1. To know if your drinking glasses are contaminated with a non-rinsing film select a random sample of glassware weekly (about 10 glasses).
2. Carry out the WATER BREAK TEST as shown below. If two or more glasses are contaminated (or overall 20% plus film), consider removing film using Proton Renovate®
1. Film is so smooth that liquid cannot get a grip on the glass surface as it were, it breaks and forms drops. In such a glass stout, beer, lager will not adhere to the inside of the glass, and the head will not cling. With a filmed lager glass the etch in the base will not be sharp and break out the gas and so the head will not be fully fed and the drink will not look as lively as it could.
2. Depending on the glasses' recent history film may be slight or cover the entire inside area, it may be only on the inside lip area as a result perhaps of detergent/rinse aid draining and drying in this area. Whatever the extent of the film on any particular glass, make a judgement about the overall amount of film on the sample as a whole. While zero film is to be aimed for, in practical circumstances around 20% total sample film indicates remedial action is a good idea.

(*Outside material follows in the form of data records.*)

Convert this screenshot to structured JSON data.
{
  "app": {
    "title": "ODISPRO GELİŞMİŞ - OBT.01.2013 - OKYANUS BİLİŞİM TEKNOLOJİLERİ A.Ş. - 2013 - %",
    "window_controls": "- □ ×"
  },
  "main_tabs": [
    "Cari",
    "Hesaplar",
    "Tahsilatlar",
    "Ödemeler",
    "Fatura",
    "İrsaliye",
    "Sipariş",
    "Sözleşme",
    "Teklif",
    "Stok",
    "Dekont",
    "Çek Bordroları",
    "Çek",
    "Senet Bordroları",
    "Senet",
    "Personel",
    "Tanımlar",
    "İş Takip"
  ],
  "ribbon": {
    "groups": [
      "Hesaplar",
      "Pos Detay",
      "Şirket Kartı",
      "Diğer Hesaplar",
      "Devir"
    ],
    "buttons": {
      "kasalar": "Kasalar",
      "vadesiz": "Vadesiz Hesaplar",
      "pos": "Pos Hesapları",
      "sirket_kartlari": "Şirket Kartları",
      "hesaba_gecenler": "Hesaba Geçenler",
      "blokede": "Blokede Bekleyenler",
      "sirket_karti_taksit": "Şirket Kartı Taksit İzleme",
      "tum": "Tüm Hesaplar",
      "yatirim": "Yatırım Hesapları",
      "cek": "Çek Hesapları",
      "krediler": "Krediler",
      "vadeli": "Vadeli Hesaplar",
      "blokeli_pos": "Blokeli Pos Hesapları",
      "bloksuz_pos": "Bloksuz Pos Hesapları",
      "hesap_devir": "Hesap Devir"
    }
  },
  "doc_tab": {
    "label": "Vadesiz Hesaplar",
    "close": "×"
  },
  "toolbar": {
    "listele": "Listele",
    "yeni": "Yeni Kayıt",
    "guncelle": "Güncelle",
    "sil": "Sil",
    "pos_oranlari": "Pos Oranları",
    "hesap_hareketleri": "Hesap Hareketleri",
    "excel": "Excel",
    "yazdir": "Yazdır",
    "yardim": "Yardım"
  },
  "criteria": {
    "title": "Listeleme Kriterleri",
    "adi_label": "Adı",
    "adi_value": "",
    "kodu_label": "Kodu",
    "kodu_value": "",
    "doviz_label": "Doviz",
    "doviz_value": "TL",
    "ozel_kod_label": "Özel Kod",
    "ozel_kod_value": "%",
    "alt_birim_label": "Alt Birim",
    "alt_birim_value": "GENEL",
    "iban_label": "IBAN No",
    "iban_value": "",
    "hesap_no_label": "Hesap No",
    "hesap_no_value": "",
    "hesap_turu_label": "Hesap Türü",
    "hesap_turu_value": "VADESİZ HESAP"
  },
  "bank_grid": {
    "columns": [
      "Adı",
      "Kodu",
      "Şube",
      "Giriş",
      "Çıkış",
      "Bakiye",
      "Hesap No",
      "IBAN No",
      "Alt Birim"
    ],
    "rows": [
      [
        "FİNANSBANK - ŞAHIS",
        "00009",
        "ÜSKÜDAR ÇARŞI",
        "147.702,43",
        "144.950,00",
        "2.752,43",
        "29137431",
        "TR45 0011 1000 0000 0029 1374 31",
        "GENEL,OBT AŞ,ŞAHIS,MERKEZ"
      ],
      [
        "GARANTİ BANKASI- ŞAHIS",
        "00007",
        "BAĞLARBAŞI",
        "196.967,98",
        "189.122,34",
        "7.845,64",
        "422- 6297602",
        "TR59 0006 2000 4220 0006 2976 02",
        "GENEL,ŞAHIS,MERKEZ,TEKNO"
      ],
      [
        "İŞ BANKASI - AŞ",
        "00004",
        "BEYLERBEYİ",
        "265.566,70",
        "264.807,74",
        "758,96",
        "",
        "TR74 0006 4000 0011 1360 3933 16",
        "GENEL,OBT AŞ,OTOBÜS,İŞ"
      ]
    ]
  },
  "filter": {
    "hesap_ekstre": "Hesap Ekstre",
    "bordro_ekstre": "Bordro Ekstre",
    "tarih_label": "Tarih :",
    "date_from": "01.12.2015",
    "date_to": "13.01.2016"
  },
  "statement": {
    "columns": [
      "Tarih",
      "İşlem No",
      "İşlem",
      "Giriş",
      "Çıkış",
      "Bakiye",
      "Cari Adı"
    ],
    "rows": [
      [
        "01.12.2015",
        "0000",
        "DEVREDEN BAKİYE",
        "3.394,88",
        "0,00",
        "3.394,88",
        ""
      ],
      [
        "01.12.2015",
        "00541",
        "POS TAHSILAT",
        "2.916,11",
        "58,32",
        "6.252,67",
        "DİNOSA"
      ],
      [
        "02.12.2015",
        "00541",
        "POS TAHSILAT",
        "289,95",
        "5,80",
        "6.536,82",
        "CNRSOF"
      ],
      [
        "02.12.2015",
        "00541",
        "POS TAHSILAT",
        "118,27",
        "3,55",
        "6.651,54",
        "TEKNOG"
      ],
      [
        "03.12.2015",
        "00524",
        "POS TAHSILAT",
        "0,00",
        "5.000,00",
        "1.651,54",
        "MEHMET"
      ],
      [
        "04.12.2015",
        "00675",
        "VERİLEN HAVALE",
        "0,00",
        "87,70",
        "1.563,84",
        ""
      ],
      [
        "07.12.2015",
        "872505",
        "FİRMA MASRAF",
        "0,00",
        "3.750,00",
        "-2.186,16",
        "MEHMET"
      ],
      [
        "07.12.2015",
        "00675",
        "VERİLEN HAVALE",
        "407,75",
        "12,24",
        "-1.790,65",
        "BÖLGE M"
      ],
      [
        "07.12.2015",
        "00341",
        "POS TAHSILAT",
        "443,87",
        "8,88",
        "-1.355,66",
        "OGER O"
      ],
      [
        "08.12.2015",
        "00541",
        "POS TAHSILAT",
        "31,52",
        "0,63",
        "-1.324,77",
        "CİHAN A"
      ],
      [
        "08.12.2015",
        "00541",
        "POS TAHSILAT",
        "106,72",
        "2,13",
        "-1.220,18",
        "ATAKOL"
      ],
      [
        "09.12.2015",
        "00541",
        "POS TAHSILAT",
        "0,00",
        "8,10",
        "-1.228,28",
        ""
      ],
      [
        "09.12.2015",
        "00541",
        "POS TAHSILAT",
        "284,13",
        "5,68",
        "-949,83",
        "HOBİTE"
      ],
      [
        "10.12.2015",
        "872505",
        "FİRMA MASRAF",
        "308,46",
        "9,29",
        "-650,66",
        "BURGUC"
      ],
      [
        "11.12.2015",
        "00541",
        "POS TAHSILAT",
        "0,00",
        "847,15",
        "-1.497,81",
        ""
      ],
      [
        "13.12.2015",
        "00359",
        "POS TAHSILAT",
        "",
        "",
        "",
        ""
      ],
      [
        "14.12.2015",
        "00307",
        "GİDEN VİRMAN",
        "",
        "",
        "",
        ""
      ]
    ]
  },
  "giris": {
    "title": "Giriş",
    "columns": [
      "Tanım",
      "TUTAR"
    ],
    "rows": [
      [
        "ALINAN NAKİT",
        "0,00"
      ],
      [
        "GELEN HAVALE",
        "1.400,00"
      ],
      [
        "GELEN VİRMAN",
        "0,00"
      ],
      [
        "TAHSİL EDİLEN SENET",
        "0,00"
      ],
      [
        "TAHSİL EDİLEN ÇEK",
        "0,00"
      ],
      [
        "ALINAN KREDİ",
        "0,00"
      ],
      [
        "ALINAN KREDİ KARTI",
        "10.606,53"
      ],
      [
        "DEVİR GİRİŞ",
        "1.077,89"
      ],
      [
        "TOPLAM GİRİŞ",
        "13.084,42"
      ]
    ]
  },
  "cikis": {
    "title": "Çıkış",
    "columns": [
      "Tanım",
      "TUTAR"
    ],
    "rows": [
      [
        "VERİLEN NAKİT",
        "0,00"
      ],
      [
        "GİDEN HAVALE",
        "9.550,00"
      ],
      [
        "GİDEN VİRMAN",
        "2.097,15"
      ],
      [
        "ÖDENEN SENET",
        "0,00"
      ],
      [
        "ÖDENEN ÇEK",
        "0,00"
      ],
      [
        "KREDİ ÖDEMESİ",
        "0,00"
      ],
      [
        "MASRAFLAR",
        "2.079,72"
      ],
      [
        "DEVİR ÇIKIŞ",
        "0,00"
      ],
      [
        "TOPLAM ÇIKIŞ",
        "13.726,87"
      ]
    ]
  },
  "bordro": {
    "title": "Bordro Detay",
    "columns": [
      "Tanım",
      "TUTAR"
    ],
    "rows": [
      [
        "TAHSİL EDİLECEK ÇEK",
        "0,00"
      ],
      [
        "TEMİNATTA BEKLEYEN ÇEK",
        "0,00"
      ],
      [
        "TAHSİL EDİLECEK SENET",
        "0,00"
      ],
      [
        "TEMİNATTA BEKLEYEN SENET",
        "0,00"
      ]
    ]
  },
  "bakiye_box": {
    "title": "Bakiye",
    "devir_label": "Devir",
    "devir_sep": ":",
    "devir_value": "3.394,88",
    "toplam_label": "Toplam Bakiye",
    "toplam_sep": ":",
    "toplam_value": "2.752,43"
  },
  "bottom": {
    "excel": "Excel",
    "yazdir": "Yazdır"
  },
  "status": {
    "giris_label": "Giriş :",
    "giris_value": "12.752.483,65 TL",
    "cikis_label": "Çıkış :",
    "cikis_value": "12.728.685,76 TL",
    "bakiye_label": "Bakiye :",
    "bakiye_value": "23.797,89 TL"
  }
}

3. Film can arise from a variety of sources. New glasses can carry a mould release film. Normally film arises as a result of contamination from (a) detergent/rinse aid overdose/underdose or incorrect chemical selection, (b) glasswasher wash/rinse problems, (c) excess waste protein in wash water.
4. See the Water Break Test as A practical in-house quality control tool and allocate this weekly job to one person.